**Supplied records**
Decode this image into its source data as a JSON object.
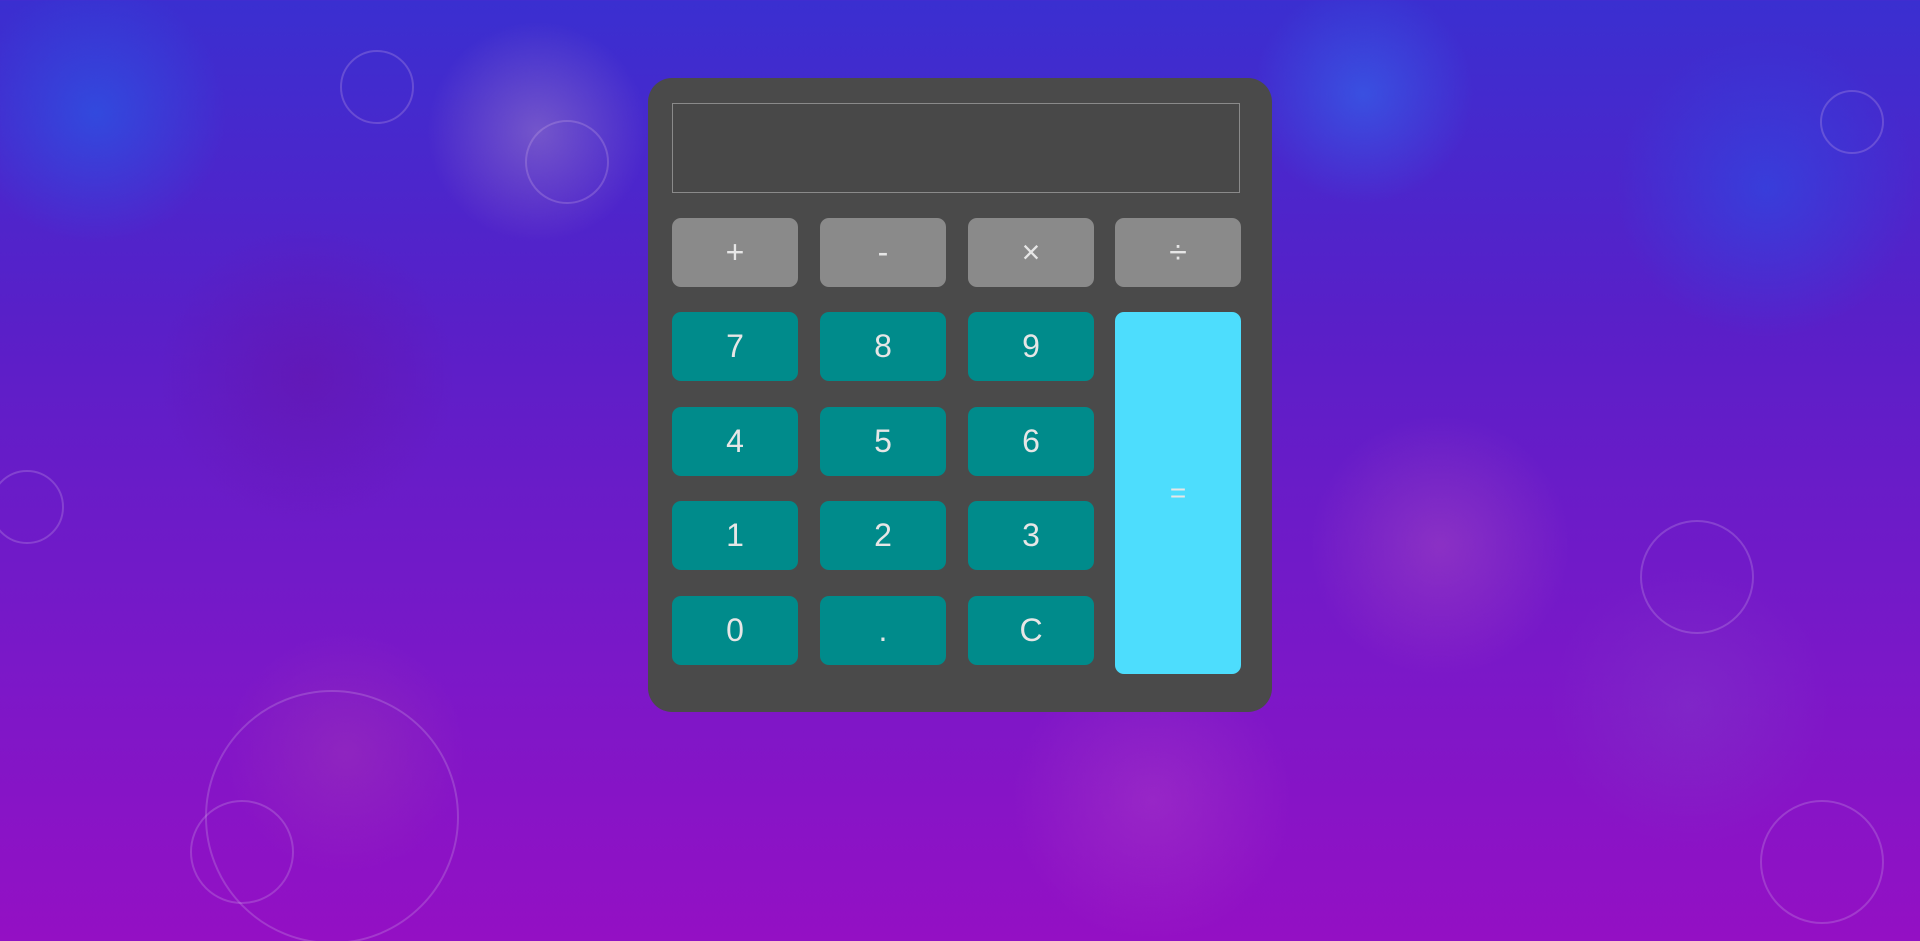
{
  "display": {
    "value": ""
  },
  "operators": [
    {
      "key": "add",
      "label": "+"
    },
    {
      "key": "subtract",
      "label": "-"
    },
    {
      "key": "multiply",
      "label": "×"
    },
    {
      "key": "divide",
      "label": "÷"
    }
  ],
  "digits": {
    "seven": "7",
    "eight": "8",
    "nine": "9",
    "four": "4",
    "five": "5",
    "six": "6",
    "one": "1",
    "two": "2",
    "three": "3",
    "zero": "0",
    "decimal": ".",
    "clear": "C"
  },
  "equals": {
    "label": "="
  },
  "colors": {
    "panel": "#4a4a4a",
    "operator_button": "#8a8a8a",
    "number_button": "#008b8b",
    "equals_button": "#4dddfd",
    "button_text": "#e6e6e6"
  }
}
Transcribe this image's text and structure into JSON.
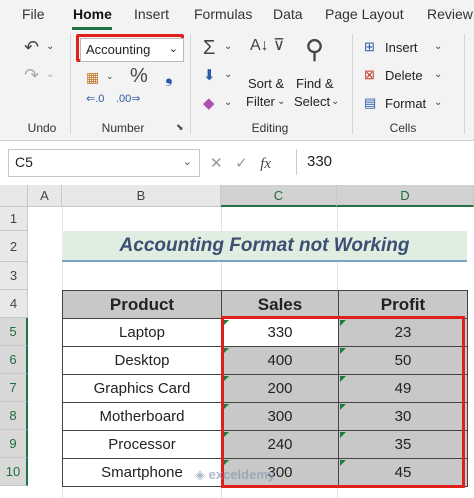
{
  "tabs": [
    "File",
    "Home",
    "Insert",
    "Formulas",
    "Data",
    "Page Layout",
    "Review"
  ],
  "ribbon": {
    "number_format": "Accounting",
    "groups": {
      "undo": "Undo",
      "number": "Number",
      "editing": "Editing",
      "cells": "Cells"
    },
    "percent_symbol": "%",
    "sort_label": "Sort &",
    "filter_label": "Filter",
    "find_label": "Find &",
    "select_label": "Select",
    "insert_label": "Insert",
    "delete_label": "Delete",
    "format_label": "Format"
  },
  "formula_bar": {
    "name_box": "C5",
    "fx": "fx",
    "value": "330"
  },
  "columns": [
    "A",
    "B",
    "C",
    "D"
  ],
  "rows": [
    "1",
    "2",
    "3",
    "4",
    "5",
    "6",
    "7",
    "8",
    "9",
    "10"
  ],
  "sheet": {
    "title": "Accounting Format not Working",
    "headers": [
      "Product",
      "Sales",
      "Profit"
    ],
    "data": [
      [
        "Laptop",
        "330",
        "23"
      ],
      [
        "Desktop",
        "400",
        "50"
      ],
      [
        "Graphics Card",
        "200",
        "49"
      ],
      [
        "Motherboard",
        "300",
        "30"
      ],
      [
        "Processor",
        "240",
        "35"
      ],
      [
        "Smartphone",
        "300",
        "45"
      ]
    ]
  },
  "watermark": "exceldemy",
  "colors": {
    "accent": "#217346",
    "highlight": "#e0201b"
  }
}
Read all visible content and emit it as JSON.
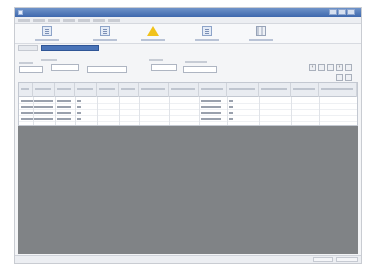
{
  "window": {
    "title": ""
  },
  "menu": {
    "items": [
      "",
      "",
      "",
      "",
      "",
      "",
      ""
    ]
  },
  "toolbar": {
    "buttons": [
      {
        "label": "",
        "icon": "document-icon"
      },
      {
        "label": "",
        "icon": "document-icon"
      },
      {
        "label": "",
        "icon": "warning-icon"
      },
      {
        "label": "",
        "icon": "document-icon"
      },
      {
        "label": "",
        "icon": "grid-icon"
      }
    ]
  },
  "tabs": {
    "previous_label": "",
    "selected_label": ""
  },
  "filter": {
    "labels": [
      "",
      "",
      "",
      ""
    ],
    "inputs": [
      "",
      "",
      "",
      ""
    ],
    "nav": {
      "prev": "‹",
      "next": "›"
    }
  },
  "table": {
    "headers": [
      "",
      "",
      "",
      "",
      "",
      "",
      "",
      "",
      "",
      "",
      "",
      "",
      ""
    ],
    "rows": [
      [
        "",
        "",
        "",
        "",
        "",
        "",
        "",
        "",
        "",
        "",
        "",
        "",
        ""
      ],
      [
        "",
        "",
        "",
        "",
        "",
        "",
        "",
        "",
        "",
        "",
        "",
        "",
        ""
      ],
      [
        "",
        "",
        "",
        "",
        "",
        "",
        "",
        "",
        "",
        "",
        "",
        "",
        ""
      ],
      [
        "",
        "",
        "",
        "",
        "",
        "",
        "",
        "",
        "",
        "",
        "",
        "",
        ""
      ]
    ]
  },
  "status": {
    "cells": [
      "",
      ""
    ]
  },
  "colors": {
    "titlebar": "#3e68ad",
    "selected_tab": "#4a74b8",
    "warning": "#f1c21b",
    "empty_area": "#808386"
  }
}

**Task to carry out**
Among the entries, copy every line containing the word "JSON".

**Reply to the task**
Decode this image into its source data as a JSON object.
Transcribe this image's text and structure into JSON.
Read all visible content and emit it as JSON.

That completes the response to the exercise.